• **What to work on**:
Could you repeat all of the entries below, character for character?
====== Records for processing
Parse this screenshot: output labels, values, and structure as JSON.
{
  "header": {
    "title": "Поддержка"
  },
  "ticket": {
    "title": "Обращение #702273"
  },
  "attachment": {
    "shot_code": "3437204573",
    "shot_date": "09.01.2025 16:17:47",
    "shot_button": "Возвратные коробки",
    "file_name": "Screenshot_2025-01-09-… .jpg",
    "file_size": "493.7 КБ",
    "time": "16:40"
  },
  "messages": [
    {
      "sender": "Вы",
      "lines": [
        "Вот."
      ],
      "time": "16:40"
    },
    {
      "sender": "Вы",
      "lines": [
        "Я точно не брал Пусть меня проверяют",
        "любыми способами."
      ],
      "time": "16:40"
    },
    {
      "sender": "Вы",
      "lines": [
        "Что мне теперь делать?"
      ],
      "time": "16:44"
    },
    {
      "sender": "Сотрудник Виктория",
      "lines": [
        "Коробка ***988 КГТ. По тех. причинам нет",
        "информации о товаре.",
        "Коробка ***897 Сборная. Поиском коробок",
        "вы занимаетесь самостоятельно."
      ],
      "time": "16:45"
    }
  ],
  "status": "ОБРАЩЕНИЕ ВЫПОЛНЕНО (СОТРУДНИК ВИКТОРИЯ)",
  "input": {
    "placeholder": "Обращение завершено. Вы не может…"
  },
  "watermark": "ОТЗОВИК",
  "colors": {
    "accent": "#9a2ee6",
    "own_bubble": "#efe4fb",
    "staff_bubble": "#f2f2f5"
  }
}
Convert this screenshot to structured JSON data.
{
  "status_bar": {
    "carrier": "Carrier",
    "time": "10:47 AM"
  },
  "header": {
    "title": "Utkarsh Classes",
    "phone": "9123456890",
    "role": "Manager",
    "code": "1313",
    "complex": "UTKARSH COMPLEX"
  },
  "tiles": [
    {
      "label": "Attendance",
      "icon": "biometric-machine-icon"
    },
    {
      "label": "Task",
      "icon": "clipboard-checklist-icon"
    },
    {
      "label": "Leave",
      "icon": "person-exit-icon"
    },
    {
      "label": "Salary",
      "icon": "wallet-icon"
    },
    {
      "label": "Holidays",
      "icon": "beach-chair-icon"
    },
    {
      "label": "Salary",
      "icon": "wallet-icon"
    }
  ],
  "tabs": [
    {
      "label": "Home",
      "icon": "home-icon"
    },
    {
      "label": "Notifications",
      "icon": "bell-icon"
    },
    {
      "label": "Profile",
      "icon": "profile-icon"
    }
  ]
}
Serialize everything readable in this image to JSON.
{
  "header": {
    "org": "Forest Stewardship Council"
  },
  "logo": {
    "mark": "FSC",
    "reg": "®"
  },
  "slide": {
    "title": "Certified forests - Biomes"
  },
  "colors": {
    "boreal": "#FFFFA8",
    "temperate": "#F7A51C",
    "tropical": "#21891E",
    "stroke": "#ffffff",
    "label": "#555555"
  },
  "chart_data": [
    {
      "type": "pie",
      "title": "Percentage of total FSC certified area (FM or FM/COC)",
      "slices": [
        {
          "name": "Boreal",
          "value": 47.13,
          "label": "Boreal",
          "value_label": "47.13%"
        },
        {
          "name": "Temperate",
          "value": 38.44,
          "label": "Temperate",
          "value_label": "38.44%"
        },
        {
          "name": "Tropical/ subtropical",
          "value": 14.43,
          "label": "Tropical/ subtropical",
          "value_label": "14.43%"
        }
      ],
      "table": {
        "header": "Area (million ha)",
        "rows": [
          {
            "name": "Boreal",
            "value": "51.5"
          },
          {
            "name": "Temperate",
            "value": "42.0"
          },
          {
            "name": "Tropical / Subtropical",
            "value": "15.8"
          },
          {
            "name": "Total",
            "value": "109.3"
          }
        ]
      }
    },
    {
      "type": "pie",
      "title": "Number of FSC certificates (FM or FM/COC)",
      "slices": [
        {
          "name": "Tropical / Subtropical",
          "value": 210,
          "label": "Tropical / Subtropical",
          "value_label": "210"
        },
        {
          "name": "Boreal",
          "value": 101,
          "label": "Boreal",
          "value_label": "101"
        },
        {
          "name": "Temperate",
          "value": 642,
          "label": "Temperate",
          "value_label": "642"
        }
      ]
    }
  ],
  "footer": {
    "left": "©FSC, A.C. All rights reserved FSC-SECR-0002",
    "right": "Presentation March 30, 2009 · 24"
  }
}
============
• **Output of the exercise**:
Parse this screenshot: output labels, values, and structure as JSON.
{
  "header": {
    "title": "Поддержка"
  },
  "ticket": {
    "title": "Обращение #702273"
  },
  "attachment": {
    "shot_code": "3437204573",
    "shot_date": "09.01.2025 16:17:47",
    "shot_button": "Возвратные коробки",
    "file_name": "Screenshot_2025-01-09-… .jpg",
    "file_size": "493.7 КБ",
    "time": "16:40"
  },
  "messages": [
    {
      "sender": "Вы",
      "lines": [
        "Вот."
      ],
      "time": "16:40"
    },
    {
      "sender": "Вы",
      "lines": [
        "Я точно не брал Пусть меня проверяют",
        "любыми способами."
      ],
      "time": "16:40"
    },
    {
      "sender": "Вы",
      "lines": [
        "Что мне теперь делать?"
      ],
      "time": "16:44"
    },
    {
      "sender": "Сотрудник Виктория",
      "lines": [
        "Коробка ***988 КГТ. По тех. причинам нет",
        "информации о товаре.",
        "Коробка ***897 Сборная. Поиском коробок",
        "вы занимаетесь самостоятельно."
      ],
      "time": "16:45"
    }
  ],
  "status": "ОБРАЩЕНИЕ ВЫПОЛНЕНО (СОТРУДНИК ВИКТОРИЯ)",
  "input": {
    "placeholder": "Обращение завершено. Вы не может…"
  },
  "watermark": "ОТЗОВИК",
  "colors": {
    "accent": "#9a2ee6",
    "own_bubble": "#efe4fb",
    "staff_bubble": "#f2f2f5"
  }
}
Convert this screenshot to structured JSON data.
{
  "status_bar": {
    "carrier": "Carrier",
    "time": "10:47 AM"
  },
  "header": {
    "title": "Utkarsh Classes",
    "phone": "9123456890",
    "role": "Manager",
    "code": "1313",
    "complex": "UTKARSH COMPLEX"
  },
  "tiles": [
    {
      "label": "Attendance",
      "icon": "biometric-machine-icon"
    },
    {
      "label": "Task",
      "icon": "clipboard-checklist-icon"
    },
    {
      "label": "Leave",
      "icon": "person-exit-icon"
    },
    {
      "label": "Salary",
      "icon": "wallet-icon"
    },
    {
      "label": "Holidays",
      "icon": "beach-chair-icon"
    },
    {
      "label": "Salary",
      "icon": "wallet-icon"
    }
  ],
  "tabs": [
    {
      "label": "Home",
      "icon": "home-icon"
    },
    {
      "label": "Notifications",
      "icon": "bell-icon"
    },
    {
      "label": "Profile",
      "icon": "profile-icon"
    }
  ]
}
Serialize everything readable in this image to JSON.
{
  "header": {
    "org": "Forest Stewardship Council"
  },
  "logo": {
    "mark": "FSC",
    "reg": "®"
  },
  "slide": {
    "title": "Certified forests - Biomes"
  },
  "colors": {
    "boreal": "#FFFFA8",
    "temperate": "#F7A51C",
    "tropical": "#21891E",
    "stroke": "#ffffff",
    "label": "#555555"
  },
  "chart_data": [
    {
      "type": "pie",
      "title": "Percentage of total FSC certified area (FM or FM/COC)",
      "slices": [
        {
          "name": "Boreal",
          "value": 47.13,
          "label": "Boreal",
          "value_label": "47.13%"
        },
        {
          "name": "Temperate",
          "value": 38.44,
          "label": "Temperate",
          "value_label": "38.44%"
        },
        {
          "name": "Tropical/ subtropical",
          "value": 14.43,
          "label": "Tropical/ subtropical",
          "value_label": "14.43%"
        }
      ],
      "table": {
        "header": "Area (million ha)",
        "rows": [
          {
            "name": "Boreal",
            "value": "51.5"
          },
          {
            "name": "Temperate",
            "value": "42.0"
          },
          {
            "name": "Tropical / Subtropical",
            "value": "15.8"
          },
          {
            "name": "Total",
            "value": "109.3"
          }
        ]
      }
    },
    {
      "type": "pie",
      "title": "Number of FSC certificates (FM or FM/COC)",
      "slices": [
        {
          "name": "Tropical / Subtropical",
          "value": 210,
          "label": "Tropical / Subtropical",
          "value_label": "210"
        },
        {
          "name": "Boreal",
          "value": 101,
          "label": "Boreal",
          "value_label": "101"
        },
        {
          "name": "Temperate",
          "value": 642,
          "label": "Temperate",
          "value_label": "642"
        }
      ]
    }
  ],
  "footer": {
    "left": "©FSC, A.C. All rights reserved FSC-SECR-0002",
    "right": "Presentation March 30, 2009 · 24"
  }
}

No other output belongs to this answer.